▶ _TASK DETAILS_:
Please reproduce every entry, keeping each one exact.

Items from an interface collection
══════════

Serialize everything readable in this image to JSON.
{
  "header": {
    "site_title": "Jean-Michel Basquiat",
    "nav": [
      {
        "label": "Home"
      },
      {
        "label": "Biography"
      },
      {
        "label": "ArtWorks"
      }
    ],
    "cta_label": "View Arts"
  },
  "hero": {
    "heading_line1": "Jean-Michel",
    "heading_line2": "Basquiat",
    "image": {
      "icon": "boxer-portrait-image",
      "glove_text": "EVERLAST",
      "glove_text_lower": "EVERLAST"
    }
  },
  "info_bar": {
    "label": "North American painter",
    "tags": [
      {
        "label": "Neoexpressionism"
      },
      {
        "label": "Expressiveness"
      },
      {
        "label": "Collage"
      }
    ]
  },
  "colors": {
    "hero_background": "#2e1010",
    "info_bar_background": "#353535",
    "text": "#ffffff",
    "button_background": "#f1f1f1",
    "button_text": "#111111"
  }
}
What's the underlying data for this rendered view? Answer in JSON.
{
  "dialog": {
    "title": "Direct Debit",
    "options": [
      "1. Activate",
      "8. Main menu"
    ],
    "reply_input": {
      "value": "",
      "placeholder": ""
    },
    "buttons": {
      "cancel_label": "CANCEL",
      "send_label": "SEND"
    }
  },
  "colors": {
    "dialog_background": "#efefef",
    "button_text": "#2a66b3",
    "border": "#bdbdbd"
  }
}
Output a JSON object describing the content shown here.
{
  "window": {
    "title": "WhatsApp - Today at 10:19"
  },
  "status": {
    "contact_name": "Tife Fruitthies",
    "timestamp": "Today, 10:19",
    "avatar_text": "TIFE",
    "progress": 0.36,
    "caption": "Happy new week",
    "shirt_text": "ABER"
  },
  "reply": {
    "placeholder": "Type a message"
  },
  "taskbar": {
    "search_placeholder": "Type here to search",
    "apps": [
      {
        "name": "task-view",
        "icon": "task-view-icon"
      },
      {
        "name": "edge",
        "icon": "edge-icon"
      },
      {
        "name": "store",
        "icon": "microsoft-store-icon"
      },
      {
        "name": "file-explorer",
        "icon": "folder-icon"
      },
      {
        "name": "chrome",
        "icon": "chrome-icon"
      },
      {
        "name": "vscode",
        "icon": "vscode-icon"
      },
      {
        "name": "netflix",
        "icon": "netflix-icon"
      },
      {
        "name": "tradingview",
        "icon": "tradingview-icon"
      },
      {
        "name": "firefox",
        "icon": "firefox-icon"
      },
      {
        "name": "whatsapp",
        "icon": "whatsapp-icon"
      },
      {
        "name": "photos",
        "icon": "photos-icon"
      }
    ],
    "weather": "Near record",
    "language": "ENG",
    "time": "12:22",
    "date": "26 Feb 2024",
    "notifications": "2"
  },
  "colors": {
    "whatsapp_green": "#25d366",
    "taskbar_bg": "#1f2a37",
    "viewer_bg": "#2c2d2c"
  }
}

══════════

▶ _OUTPUT BELOW_:
Serialize everything readable in this image to JSON.
{
  "header": {
    "site_title": "Jean-Michel Basquiat",
    "nav": [
      {
        "label": "Home"
      },
      {
        "label": "Biography"
      },
      {
        "label": "ArtWorks"
      }
    ],
    "cta_label": "View Arts"
  },
  "hero": {
    "heading_line1": "Jean-Michel",
    "heading_line2": "Basquiat",
    "image": {
      "icon": "boxer-portrait-image",
      "glove_text": "EVERLAST",
      "glove_text_lower": "EVERLAST"
    }
  },
  "info_bar": {
    "label": "North American painter",
    "tags": [
      {
        "label": "Neoexpressionism"
      },
      {
        "label": "Expressiveness"
      },
      {
        "label": "Collage"
      }
    ]
  },
  "colors": {
    "hero_background": "#2e1010",
    "info_bar_background": "#353535",
    "text": "#ffffff",
    "button_background": "#f1f1f1",
    "button_text": "#111111"
  }
}
What's the underlying data for this rendered view? Answer in JSON.
{
  "dialog": {
    "title": "Direct Debit",
    "options": [
      "1. Activate",
      "8. Main menu"
    ],
    "reply_input": {
      "value": "",
      "placeholder": ""
    },
    "buttons": {
      "cancel_label": "CANCEL",
      "send_label": "SEND"
    }
  },
  "colors": {
    "dialog_background": "#efefef",
    "button_text": "#2a66b3",
    "border": "#bdbdbd"
  }
}
Output a JSON object describing the content shown here.
{
  "window": {
    "title": "WhatsApp - Today at 10:19"
  },
  "status": {
    "contact_name": "Tife Fruitthies",
    "timestamp": "Today, 10:19",
    "avatar_text": "TIFE",
    "progress": 0.36,
    "caption": "Happy new week",
    "shirt_text": "ABER"
  },
  "reply": {
    "placeholder": "Type a message"
  },
  "taskbar": {
    "search_placeholder": "Type here to search",
    "apps": [
      {
        "name": "task-view",
        "icon": "task-view-icon"
      },
      {
        "name": "edge",
        "icon": "edge-icon"
      },
      {
        "name": "store",
        "icon": "microsoft-store-icon"
      },
      {
        "name": "file-explorer",
        "icon": "folder-icon"
      },
      {
        "name": "chrome",
        "icon": "chrome-icon"
      },
      {
        "name": "vscode",
        "icon": "vscode-icon"
      },
      {
        "name": "netflix",
        "icon": "netflix-icon"
      },
      {
        "name": "tradingview",
        "icon": "tradingview-icon"
      },
      {
        "name": "firefox",
        "icon": "firefox-icon"
      },
      {
        "name": "whatsapp",
        "icon": "whatsapp-icon"
      },
      {
        "name": "photos",
        "icon": "photos-icon"
      }
    ],
    "weather": "Near record",
    "language": "ENG",
    "time": "12:22",
    "date": "26 Feb 2024",
    "notifications": "2"
  },
  "colors": {
    "whatsapp_green": "#25d366",
    "taskbar_bg": "#1f2a37",
    "viewer_bg": "#2c2d2c"
  }
}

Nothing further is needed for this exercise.